--- Brief ---
Your answer should repeat the entries in full, exactly as given, with no pictures.

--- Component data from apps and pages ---

━━━

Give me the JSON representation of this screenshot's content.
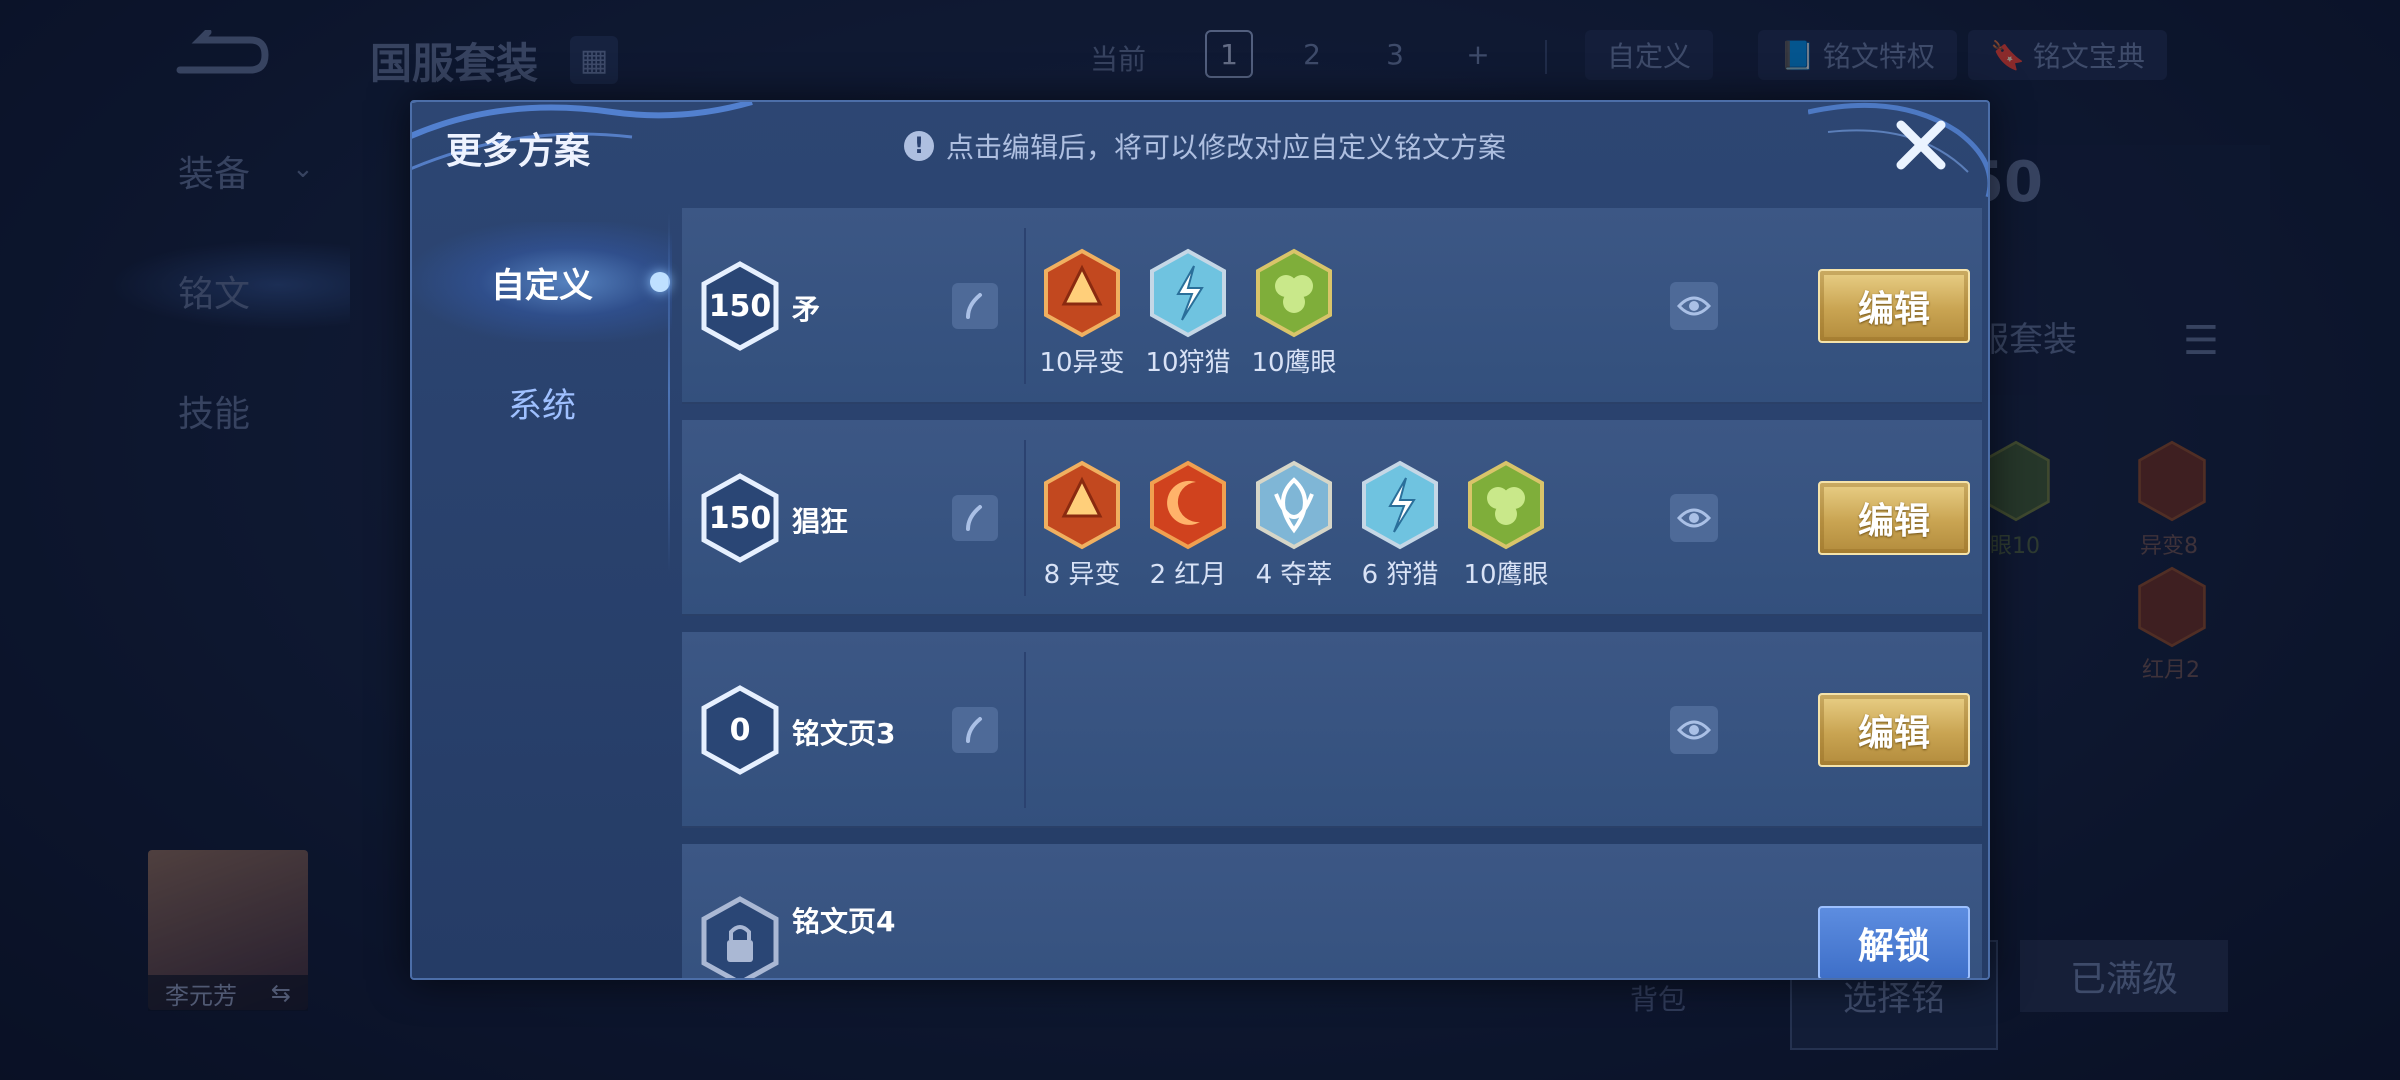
{
  "background": {
    "title": "国服套装",
    "current_label": "当前",
    "pages": [
      "1",
      "2",
      "3",
      "+"
    ],
    "custom_label": "自定义",
    "privilege_label": "铭文特权",
    "codex_label": "铭文宝典",
    "nav": [
      "装备",
      "铭文",
      "技能"
    ],
    "hero_name": "李元芳",
    "swap_symbol": "⇆",
    "level_badge": "50",
    "set_label": "服套装",
    "side_runes": [
      {
        "label": "眼10",
        "color": "#4f7a3a"
      },
      {
        "label": "异变8",
        "color": "#8a3a2a"
      },
      {
        "label": "红月2",
        "color": "#8a3a2a"
      }
    ],
    "bag_label": "背包",
    "btn_left": "选择铭",
    "btn_right": "已满级"
  },
  "modal": {
    "title": "更多方案",
    "hint_icon": "!",
    "hint": "点击编辑后，将可以修改对应自定义铭文方案",
    "tabs": [
      {
        "label": "自定义",
        "active": true
      },
      {
        "label": "系统",
        "active": false
      }
    ],
    "rows": [
      {
        "level": "150",
        "name": "矛",
        "runes": [
          {
            "type": "yibian",
            "label": "10异变"
          },
          {
            "type": "shoulie",
            "label": "10狩猎"
          },
          {
            "type": "yingyan",
            "label": "10鹰眼"
          }
        ],
        "action": "编辑"
      },
      {
        "level": "150",
        "name": "猖狂",
        "runes": [
          {
            "type": "yibian",
            "label": "8 异变"
          },
          {
            "type": "hongyue",
            "label": "2 红月"
          },
          {
            "type": "duocui",
            "label": "4 夺萃"
          },
          {
            "type": "shoulie",
            "label": "6 狩猎"
          },
          {
            "type": "yingyan",
            "label": "10鹰眼"
          }
        ],
        "action": "编辑"
      },
      {
        "level": "0",
        "name": "铭文页3",
        "runes": [],
        "action": "编辑"
      },
      {
        "level": "",
        "name": "铭文页4",
        "runes": [],
        "action": "解锁",
        "locked": true
      }
    ]
  },
  "colors": {
    "edit_gold": "#c9a452",
    "unlock_blue": "#3e6fc8",
    "tab_active": "#ffffff",
    "tab_inactive": "#9fc0ff"
  }
}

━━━

--- Written solution ---
Give me the JSON representation of this screenshot's content.
{
  "background": {
    "title": "国服套装",
    "current_label": "当前",
    "pages": [
      "1",
      "2",
      "3",
      "+"
    ],
    "custom_label": "自定义",
    "privilege_label": "铭文特权",
    "codex_label": "铭文宝典",
    "nav": [
      "装备",
      "铭文",
      "技能"
    ],
    "hero_name": "李元芳",
    "swap_symbol": "⇆",
    "level_badge": "50",
    "set_label": "服套装",
    "side_runes": [
      {
        "label": "眼10",
        "color": "#4f7a3a"
      },
      {
        "label": "异变8",
        "color": "#8a3a2a"
      },
      {
        "label": "红月2",
        "color": "#8a3a2a"
      }
    ],
    "bag_label": "背包",
    "btn_left": "选择铭",
    "btn_right": "已满级"
  },
  "modal": {
    "title": "更多方案",
    "hint_icon": "!",
    "hint": "点击编辑后，将可以修改对应自定义铭文方案",
    "tabs": [
      {
        "label": "自定义",
        "active": true
      },
      {
        "label": "系统",
        "active": false
      }
    ],
    "rows": [
      {
        "level": "150",
        "name": "矛",
        "runes": [
          {
            "type": "yibian",
            "label": "10异变"
          },
          {
            "type": "shoulie",
            "label": "10狩猎"
          },
          {
            "type": "yingyan",
            "label": "10鹰眼"
          }
        ],
        "action": "编辑"
      },
      {
        "level": "150",
        "name": "猖狂",
        "runes": [
          {
            "type": "yibian",
            "label": "8 异变"
          },
          {
            "type": "hongyue",
            "label": "2 红月"
          },
          {
            "type": "duocui",
            "label": "4 夺萃"
          },
          {
            "type": "shoulie",
            "label": "6 狩猎"
          },
          {
            "type": "yingyan",
            "label": "10鹰眼"
          }
        ],
        "action": "编辑"
      },
      {
        "level": "0",
        "name": "铭文页3",
        "runes": [],
        "action": "编辑"
      },
      {
        "level": "",
        "name": "铭文页4",
        "runes": [],
        "action": "解锁",
        "locked": true
      }
    ]
  },
  "colors": {
    "edit_gold": "#c9a452",
    "unlock_blue": "#3e6fc8",
    "tab_active": "#ffffff",
    "tab_inactive": "#9fc0ff"
  }
}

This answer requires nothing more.